Dr. Craig: I mentioned that despite thousands of hours by these primatologists to teach chimps language of some sort, they can’t learn it. And yet you can take the most uncivilized aboriginal, put him in a cultured situation and, as you said, he’ll learn the language. He’ll even learn Polish, as difficult grammatically as that might be. In fact, my colleague Josh Swamidass has pointed out to me the remarkable fact that you can take primitive man and put him in a modern environment and modern culture and he’ll get along just fine. He’ll learn how to learn the language. He’ll learn how to adapt. A great example of that would be the Indian, Squanto, who met the pilgrims when they came to Massachusetts. Squanto was, in effect, a Stone Age person. The Indians never got beyond Stone Age tools. They didn’t even have a wheel. And yet Squanto was able to learn the language. He was able to go to England and work as a servant and butler, and then eventually finally did go back to his native people. But despite his primitive origins, he had these innate capacities that we talked about for language and for culture. It’s quite extraordinary when you think about it, and very, very different than animals.

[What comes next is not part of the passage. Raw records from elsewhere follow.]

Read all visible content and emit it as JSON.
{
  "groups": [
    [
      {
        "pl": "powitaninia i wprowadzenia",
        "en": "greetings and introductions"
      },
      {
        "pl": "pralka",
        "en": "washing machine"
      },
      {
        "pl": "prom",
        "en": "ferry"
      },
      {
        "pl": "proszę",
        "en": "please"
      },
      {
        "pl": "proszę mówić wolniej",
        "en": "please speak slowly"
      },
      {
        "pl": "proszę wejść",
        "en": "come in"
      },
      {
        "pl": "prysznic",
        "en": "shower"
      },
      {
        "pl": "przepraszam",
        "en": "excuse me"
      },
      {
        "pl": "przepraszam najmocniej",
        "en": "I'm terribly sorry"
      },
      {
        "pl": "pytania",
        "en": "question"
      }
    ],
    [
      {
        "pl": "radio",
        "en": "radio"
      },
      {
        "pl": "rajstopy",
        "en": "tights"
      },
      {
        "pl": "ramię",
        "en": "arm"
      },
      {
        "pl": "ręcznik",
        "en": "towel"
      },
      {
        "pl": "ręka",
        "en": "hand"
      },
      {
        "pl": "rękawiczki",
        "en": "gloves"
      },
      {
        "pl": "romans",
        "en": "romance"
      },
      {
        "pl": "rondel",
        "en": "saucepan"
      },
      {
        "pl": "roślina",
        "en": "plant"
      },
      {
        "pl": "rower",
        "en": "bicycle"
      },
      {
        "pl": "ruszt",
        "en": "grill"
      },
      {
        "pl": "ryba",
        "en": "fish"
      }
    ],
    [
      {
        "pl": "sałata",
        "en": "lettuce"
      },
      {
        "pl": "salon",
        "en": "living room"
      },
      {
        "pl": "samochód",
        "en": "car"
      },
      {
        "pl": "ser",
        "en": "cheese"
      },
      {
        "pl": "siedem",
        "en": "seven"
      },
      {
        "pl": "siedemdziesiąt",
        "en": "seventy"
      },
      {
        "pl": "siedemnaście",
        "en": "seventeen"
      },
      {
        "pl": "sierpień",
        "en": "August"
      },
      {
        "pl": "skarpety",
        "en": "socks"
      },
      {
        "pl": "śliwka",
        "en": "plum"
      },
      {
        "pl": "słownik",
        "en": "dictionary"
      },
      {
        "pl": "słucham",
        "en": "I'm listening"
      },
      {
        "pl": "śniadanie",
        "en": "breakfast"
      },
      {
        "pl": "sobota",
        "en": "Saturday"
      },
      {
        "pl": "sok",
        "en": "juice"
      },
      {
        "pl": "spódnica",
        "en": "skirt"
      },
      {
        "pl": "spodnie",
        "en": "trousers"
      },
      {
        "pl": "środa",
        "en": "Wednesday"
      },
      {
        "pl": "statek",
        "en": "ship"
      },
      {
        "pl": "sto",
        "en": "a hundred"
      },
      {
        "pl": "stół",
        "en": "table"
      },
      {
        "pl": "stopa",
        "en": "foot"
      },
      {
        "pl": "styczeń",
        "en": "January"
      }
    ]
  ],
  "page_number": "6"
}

Clarifying this a bit. Squanto was much farther along than a stone age technology, because he had agriculture! He wasn’t really “primitive.” A better way to put it is that though he was “apparently primitive” he wasn’t at all. He was just like us. In fact, he wasn’t even a hunter gatherer, and they are just like us too!
This is pretty fraught language, but WLC’s point (and mine) is that we might have though Native Americans were are primitive, but they are really not. They were just like us, and far beyond the great apes. We are, in the end, all the same degree of “human.”
Note: it was clarified below that native Americans might have been Stone Age, but I still emphasize that doesn’t mean they weren’t technologically advanced in important ways.